▸ About this task
The data must be returned exactly. No line may be left out.

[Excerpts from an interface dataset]
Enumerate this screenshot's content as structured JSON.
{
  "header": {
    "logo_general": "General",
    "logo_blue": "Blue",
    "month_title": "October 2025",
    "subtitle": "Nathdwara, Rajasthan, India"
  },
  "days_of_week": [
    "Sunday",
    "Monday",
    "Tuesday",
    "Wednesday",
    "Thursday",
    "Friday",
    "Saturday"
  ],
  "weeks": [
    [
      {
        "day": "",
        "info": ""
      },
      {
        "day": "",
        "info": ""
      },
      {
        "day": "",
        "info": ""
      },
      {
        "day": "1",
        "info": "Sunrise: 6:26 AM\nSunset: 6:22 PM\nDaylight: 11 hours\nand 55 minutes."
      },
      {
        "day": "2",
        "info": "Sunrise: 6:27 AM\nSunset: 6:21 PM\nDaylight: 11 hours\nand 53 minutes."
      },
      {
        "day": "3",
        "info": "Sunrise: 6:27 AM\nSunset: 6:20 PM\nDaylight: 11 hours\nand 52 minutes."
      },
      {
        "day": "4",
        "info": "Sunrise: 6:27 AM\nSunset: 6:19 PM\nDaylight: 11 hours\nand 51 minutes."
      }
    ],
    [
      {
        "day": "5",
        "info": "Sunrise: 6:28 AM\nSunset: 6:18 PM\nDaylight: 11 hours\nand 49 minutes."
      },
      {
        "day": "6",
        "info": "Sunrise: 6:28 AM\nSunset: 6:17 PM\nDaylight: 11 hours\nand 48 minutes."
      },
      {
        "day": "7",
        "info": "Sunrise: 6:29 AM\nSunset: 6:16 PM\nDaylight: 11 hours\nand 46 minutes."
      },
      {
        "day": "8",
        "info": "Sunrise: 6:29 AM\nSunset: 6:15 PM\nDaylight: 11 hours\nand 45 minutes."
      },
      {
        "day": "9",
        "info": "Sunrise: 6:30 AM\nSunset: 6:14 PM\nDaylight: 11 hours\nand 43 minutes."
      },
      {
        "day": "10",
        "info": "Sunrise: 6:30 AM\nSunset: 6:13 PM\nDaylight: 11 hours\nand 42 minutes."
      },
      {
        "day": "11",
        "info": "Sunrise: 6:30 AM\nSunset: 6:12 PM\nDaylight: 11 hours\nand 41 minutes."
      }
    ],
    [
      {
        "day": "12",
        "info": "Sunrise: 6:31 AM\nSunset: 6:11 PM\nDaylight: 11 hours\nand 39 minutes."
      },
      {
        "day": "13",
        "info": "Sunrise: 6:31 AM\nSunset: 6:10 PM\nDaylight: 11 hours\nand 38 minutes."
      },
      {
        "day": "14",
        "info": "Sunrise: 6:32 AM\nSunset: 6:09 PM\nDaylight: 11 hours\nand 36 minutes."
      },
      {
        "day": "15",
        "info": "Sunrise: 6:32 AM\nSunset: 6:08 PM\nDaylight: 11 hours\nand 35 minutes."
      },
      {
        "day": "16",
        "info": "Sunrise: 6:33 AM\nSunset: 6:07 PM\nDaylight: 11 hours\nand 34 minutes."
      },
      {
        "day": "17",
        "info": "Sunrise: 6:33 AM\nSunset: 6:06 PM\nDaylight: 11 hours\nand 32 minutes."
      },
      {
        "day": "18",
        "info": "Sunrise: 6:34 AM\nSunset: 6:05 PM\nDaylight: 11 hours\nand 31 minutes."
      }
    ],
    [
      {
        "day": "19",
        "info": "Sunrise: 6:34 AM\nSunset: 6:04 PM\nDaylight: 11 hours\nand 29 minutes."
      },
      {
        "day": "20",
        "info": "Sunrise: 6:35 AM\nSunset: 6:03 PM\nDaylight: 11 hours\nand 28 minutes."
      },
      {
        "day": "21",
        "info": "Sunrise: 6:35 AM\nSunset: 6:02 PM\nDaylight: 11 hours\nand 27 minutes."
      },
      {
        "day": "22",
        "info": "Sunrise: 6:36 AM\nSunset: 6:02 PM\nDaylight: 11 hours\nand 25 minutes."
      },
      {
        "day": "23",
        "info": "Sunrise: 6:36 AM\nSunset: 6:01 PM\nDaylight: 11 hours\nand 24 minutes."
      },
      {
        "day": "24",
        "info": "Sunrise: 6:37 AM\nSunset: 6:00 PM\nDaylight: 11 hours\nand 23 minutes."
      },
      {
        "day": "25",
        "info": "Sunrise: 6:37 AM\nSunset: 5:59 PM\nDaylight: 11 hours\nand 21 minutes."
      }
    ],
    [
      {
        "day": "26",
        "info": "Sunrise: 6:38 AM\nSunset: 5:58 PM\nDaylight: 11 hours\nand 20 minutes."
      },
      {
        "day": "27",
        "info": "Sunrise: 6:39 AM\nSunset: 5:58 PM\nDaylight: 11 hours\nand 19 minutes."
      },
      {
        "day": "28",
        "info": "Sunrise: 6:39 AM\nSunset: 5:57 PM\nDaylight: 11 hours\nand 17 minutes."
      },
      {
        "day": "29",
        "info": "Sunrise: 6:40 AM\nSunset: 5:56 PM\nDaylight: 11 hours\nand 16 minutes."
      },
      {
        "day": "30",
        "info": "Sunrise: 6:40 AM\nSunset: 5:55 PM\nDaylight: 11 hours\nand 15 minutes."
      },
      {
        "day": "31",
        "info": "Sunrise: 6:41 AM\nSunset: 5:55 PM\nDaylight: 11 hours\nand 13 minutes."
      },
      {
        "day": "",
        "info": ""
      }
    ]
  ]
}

▸ Exercise answer
Enumerate this screenshot's content as structured JSON.
{
  "header": {
    "logo_general": "General",
    "logo_blue": "Blue",
    "month_title": "October 2025",
    "subtitle": "Nathdwara, Rajasthan, India"
  },
  "days_of_week": [
    "Sunday",
    "Monday",
    "Tuesday",
    "Wednesday",
    "Thursday",
    "Friday",
    "Saturday"
  ],
  "weeks": [
    [
      {
        "day": "",
        "info": ""
      },
      {
        "day": "",
        "info": ""
      },
      {
        "day": "",
        "info": ""
      },
      {
        "day": "1",
        "info": "Sunrise: 6:26 AM\nSunset: 6:22 PM\nDaylight: 11 hours\nand 55 minutes."
      },
      {
        "day": "2",
        "info": "Sunrise: 6:27 AM\nSunset: 6:21 PM\nDaylight: 11 hours\nand 53 minutes."
      },
      {
        "day": "3",
        "info": "Sunrise: 6:27 AM\nSunset: 6:20 PM\nDaylight: 11 hours\nand 52 minutes."
      },
      {
        "day": "4",
        "info": "Sunrise: 6:27 AM\nSunset: 6:19 PM\nDaylight: 11 hours\nand 51 minutes."
      }
    ],
    [
      {
        "day": "5",
        "info": "Sunrise: 6:28 AM\nSunset: 6:18 PM\nDaylight: 11 hours\nand 49 minutes."
      },
      {
        "day": "6",
        "info": "Sunrise: 6:28 AM\nSunset: 6:17 PM\nDaylight: 11 hours\nand 48 minutes."
      },
      {
        "day": "7",
        "info": "Sunrise: 6:29 AM\nSunset: 6:16 PM\nDaylight: 11 hours\nand 46 minutes."
      },
      {
        "day": "8",
        "info": "Sunrise: 6:29 AM\nSunset: 6:15 PM\nDaylight: 11 hours\nand 45 minutes."
      },
      {
        "day": "9",
        "info": "Sunrise: 6:30 AM\nSunset: 6:14 PM\nDaylight: 11 hours\nand 43 minutes."
      },
      {
        "day": "10",
        "info": "Sunrise: 6:30 AM\nSunset: 6:13 PM\nDaylight: 11 hours\nand 42 minutes."
      },
      {
        "day": "11",
        "info": "Sunrise: 6:30 AM\nSunset: 6:12 PM\nDaylight: 11 hours\nand 41 minutes."
      }
    ],
    [
      {
        "day": "12",
        "info": "Sunrise: 6:31 AM\nSunset: 6:11 PM\nDaylight: 11 hours\nand 39 minutes."
      },
      {
        "day": "13",
        "info": "Sunrise: 6:31 AM\nSunset: 6:10 PM\nDaylight: 11 hours\nand 38 minutes."
      },
      {
        "day": "14",
        "info": "Sunrise: 6:32 AM\nSunset: 6:09 PM\nDaylight: 11 hours\nand 36 minutes."
      },
      {
        "day": "15",
        "info": "Sunrise: 6:32 AM\nSunset: 6:08 PM\nDaylight: 11 hours\nand 35 minutes."
      },
      {
        "day": "16",
        "info": "Sunrise: 6:33 AM\nSunset: 6:07 PM\nDaylight: 11 hours\nand 34 minutes."
      },
      {
        "day": "17",
        "info": "Sunrise: 6:33 AM\nSunset: 6:06 PM\nDaylight: 11 hours\nand 32 minutes."
      },
      {
        "day": "18",
        "info": "Sunrise: 6:34 AM\nSunset: 6:05 PM\nDaylight: 11 hours\nand 31 minutes."
      }
    ],
    [
      {
        "day": "19",
        "info": "Sunrise: 6:34 AM\nSunset: 6:04 PM\nDaylight: 11 hours\nand 29 minutes."
      },
      {
        "day": "20",
        "info": "Sunrise: 6:35 AM\nSunset: 6:03 PM\nDaylight: 11 hours\nand 28 minutes."
      },
      {
        "day": "21",
        "info": "Sunrise: 6:35 AM\nSunset: 6:02 PM\nDaylight: 11 hours\nand 27 minutes."
      },
      {
        "day": "22",
        "info": "Sunrise: 6:36 AM\nSunset: 6:02 PM\nDaylight: 11 hours\nand 25 minutes."
      },
      {
        "day": "23",
        "info": "Sunrise: 6:36 AM\nSunset: 6:01 PM\nDaylight: 11 hours\nand 24 minutes."
      },
      {
        "day": "24",
        "info": "Sunrise: 6:37 AM\nSunset: 6:00 PM\nDaylight: 11 hours\nand 23 minutes."
      },
      {
        "day": "25",
        "info": "Sunrise: 6:37 AM\nSunset: 5:59 PM\nDaylight: 11 hours\nand 21 minutes."
      }
    ],
    [
      {
        "day": "26",
        "info": "Sunrise: 6:38 AM\nSunset: 5:58 PM\nDaylight: 11 hours\nand 20 minutes."
      },
      {
        "day": "27",
        "info": "Sunrise: 6:39 AM\nSunset: 5:58 PM\nDaylight: 11 hours\nand 19 minutes."
      },
      {
        "day": "28",
        "info": "Sunrise: 6:39 AM\nSunset: 5:57 PM\nDaylight: 11 hours\nand 17 minutes."
      },
      {
        "day": "29",
        "info": "Sunrise: 6:40 AM\nSunset: 5:56 PM\nDaylight: 11 hours\nand 16 minutes."
      },
      {
        "day": "30",
        "info": "Sunrise: 6:40 AM\nSunset: 5:55 PM\nDaylight: 11 hours\nand 15 minutes."
      },
      {
        "day": "31",
        "info": "Sunrise: 6:41 AM\nSunset: 5:55 PM\nDaylight: 11 hours\nand 13 minutes."
      },
      {
        "day": "",
        "info": ""
      }
    ]
  ]
}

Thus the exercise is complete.